* Exercise objective
Check each line of the entries below for the string "icon"; copy every line where it appears.

* Material to process

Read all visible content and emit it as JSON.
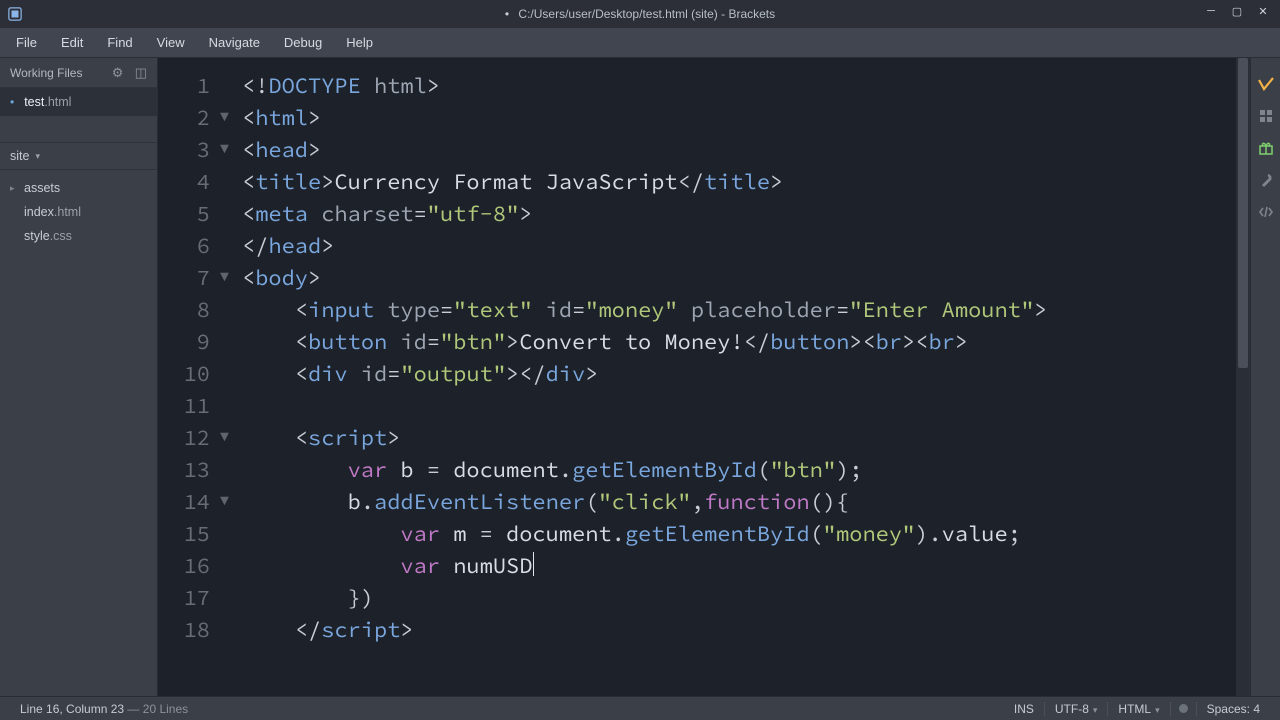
{
  "window": {
    "dirty_marker": "•",
    "title": "C:/Users/user/Desktop/test.html (site) - Brackets"
  },
  "menu": [
    "File",
    "Edit",
    "Find",
    "View",
    "Navigate",
    "Debug",
    "Help"
  ],
  "sidebar": {
    "working_files_label": "Working Files",
    "working_files": [
      {
        "bullet": "•",
        "name": "test",
        "ext": ".html"
      }
    ],
    "project_name": "site",
    "tree": [
      {
        "kind": "folder",
        "twisty": "▸",
        "name": "assets",
        "ext": ""
      },
      {
        "kind": "file",
        "twisty": "",
        "name": "index",
        "ext": ".html"
      },
      {
        "kind": "file",
        "twisty": "",
        "name": "style",
        "ext": ".css"
      }
    ]
  },
  "editor": {
    "line_count": 18,
    "fold_markers": {
      "2": "▼",
      "3": "▼",
      "7": "▼",
      "12": "▼",
      "14": "▼"
    },
    "tokens": {
      "l1": [
        [
          "tag-angle",
          "<!"
        ],
        [
          "tag-name",
          "DOCTYPE"
        ],
        [
          "tag-angle",
          " "
        ],
        [
          "attr-name",
          "html"
        ],
        [
          "tag-angle",
          ">"
        ]
      ],
      "l2": [
        [
          "tag-angle",
          "<"
        ],
        [
          "tag-name",
          "html"
        ],
        [
          "tag-angle",
          ">"
        ]
      ],
      "l3": [
        [
          "tag-angle",
          "<"
        ],
        [
          "tag-name",
          "head"
        ],
        [
          "tag-angle",
          ">"
        ]
      ],
      "l4": [
        [
          "tag-angle",
          "<"
        ],
        [
          "tag-name",
          "title"
        ],
        [
          "tag-angle",
          ">"
        ],
        [
          "ident",
          "Currency Format JavaScript"
        ],
        [
          "tag-angle",
          "</"
        ],
        [
          "tag-name",
          "title"
        ],
        [
          "tag-angle",
          ">"
        ]
      ],
      "l5": [
        [
          "tag-angle",
          "<"
        ],
        [
          "tag-name",
          "meta"
        ],
        [
          "tag-angle",
          " "
        ],
        [
          "attr-name",
          "charset"
        ],
        [
          "punct",
          "="
        ],
        [
          "attr-val",
          "\"utf-8\""
        ],
        [
          "tag-angle",
          ">"
        ]
      ],
      "l6": [
        [
          "tag-angle",
          "</"
        ],
        [
          "tag-name",
          "head"
        ],
        [
          "tag-angle",
          ">"
        ]
      ],
      "l7": [
        [
          "tag-angle",
          "<"
        ],
        [
          "tag-name",
          "body"
        ],
        [
          "tag-angle",
          ">"
        ]
      ],
      "l8": [
        [
          "tag-angle",
          "<"
        ],
        [
          "tag-name",
          "input"
        ],
        [
          "tag-angle",
          " "
        ],
        [
          "attr-name",
          "type"
        ],
        [
          "punct",
          "="
        ],
        [
          "attr-val",
          "\"text\""
        ],
        [
          "tag-angle",
          " "
        ],
        [
          "attr-name",
          "id"
        ],
        [
          "punct",
          "="
        ],
        [
          "attr-val",
          "\"money\""
        ],
        [
          "tag-angle",
          " "
        ],
        [
          "attr-name",
          "placeholder"
        ],
        [
          "punct",
          "="
        ],
        [
          "attr-val",
          "\"Enter Amount\""
        ],
        [
          "tag-angle",
          ">"
        ]
      ],
      "l9": [
        [
          "tag-angle",
          "<"
        ],
        [
          "tag-name",
          "button"
        ],
        [
          "tag-angle",
          " "
        ],
        [
          "attr-name",
          "id"
        ],
        [
          "punct",
          "="
        ],
        [
          "attr-val",
          "\"btn\""
        ],
        [
          "tag-angle",
          ">"
        ],
        [
          "ident",
          "Convert to Money!"
        ],
        [
          "tag-angle",
          "</"
        ],
        [
          "tag-name",
          "button"
        ],
        [
          "tag-angle",
          ">"
        ],
        [
          "tag-angle",
          "<"
        ],
        [
          "tag-name",
          "br"
        ],
        [
          "tag-angle",
          ">"
        ],
        [
          "tag-angle",
          "<"
        ],
        [
          "tag-name",
          "br"
        ],
        [
          "tag-angle",
          ">"
        ]
      ],
      "l10": [
        [
          "tag-angle",
          "<"
        ],
        [
          "tag-name",
          "div"
        ],
        [
          "tag-angle",
          " "
        ],
        [
          "attr-name",
          "id"
        ],
        [
          "punct",
          "="
        ],
        [
          "attr-val",
          "\"output\""
        ],
        [
          "tag-angle",
          ">"
        ],
        [
          "tag-angle",
          "</"
        ],
        [
          "tag-name",
          "div"
        ],
        [
          "tag-angle",
          ">"
        ]
      ],
      "l11": [],
      "l12": [
        [
          "tag-angle",
          "<"
        ],
        [
          "tag-name",
          "script"
        ],
        [
          "tag-angle",
          ">"
        ]
      ],
      "l13": [
        [
          "kw",
          "var"
        ],
        [
          "ident",
          " b "
        ],
        [
          "punct",
          "= "
        ],
        [
          "ident",
          "document"
        ],
        [
          "punct",
          "."
        ],
        [
          "func",
          "getElementById"
        ],
        [
          "punct",
          "("
        ],
        [
          "str",
          "\"btn\""
        ],
        [
          "punct",
          ");"
        ]
      ],
      "l14": [
        [
          "ident",
          "b"
        ],
        [
          "punct",
          "."
        ],
        [
          "func",
          "addEventListener"
        ],
        [
          "punct",
          "("
        ],
        [
          "str",
          "\"click\""
        ],
        [
          "punct",
          ","
        ],
        [
          "kw",
          "function"
        ],
        [
          "punct",
          "(){"
        ]
      ],
      "l15": [
        [
          "kw",
          "var"
        ],
        [
          "ident",
          " m "
        ],
        [
          "punct",
          "= "
        ],
        [
          "ident",
          "document"
        ],
        [
          "punct",
          "."
        ],
        [
          "func",
          "getElementById"
        ],
        [
          "punct",
          "("
        ],
        [
          "str",
          "\"money\""
        ],
        [
          "punct",
          ")."
        ],
        [
          "ident",
          "value"
        ],
        [
          "punct",
          ";"
        ]
      ],
      "l16": [
        [
          "kw",
          "var"
        ],
        [
          "ident",
          " numUSD"
        ]
      ],
      "l17": [
        [
          "punct",
          "})"
        ]
      ],
      "l18": [
        [
          "tag-angle",
          "</"
        ],
        [
          "tag-name",
          "script"
        ],
        [
          "tag-angle",
          ">"
        ]
      ]
    },
    "indent": {
      "l8": 4,
      "l9": 4,
      "l10": 4,
      "l12": 4,
      "l13": 8,
      "l14": 8,
      "l15": 12,
      "l16": 12,
      "l17": 8,
      "l18": 4
    },
    "cursor_line": 16
  },
  "status": {
    "position": "Line 16, Column 23",
    "total_lines": "20 Lines",
    "ins": "INS",
    "encoding": "UTF-8",
    "lang": "HTML",
    "spaces": "Spaces: 4"
  },
  "right_toolbar": [
    "live-preview-icon",
    "extensions-icon",
    "gift-icon",
    "wrench-icon",
    "code-inspect-icon"
  ]
}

* Exercise answer
    "live-preview-icon",
    "extensions-icon",
    "gift-icon",
    "wrench-icon",
    "code-inspect-icon"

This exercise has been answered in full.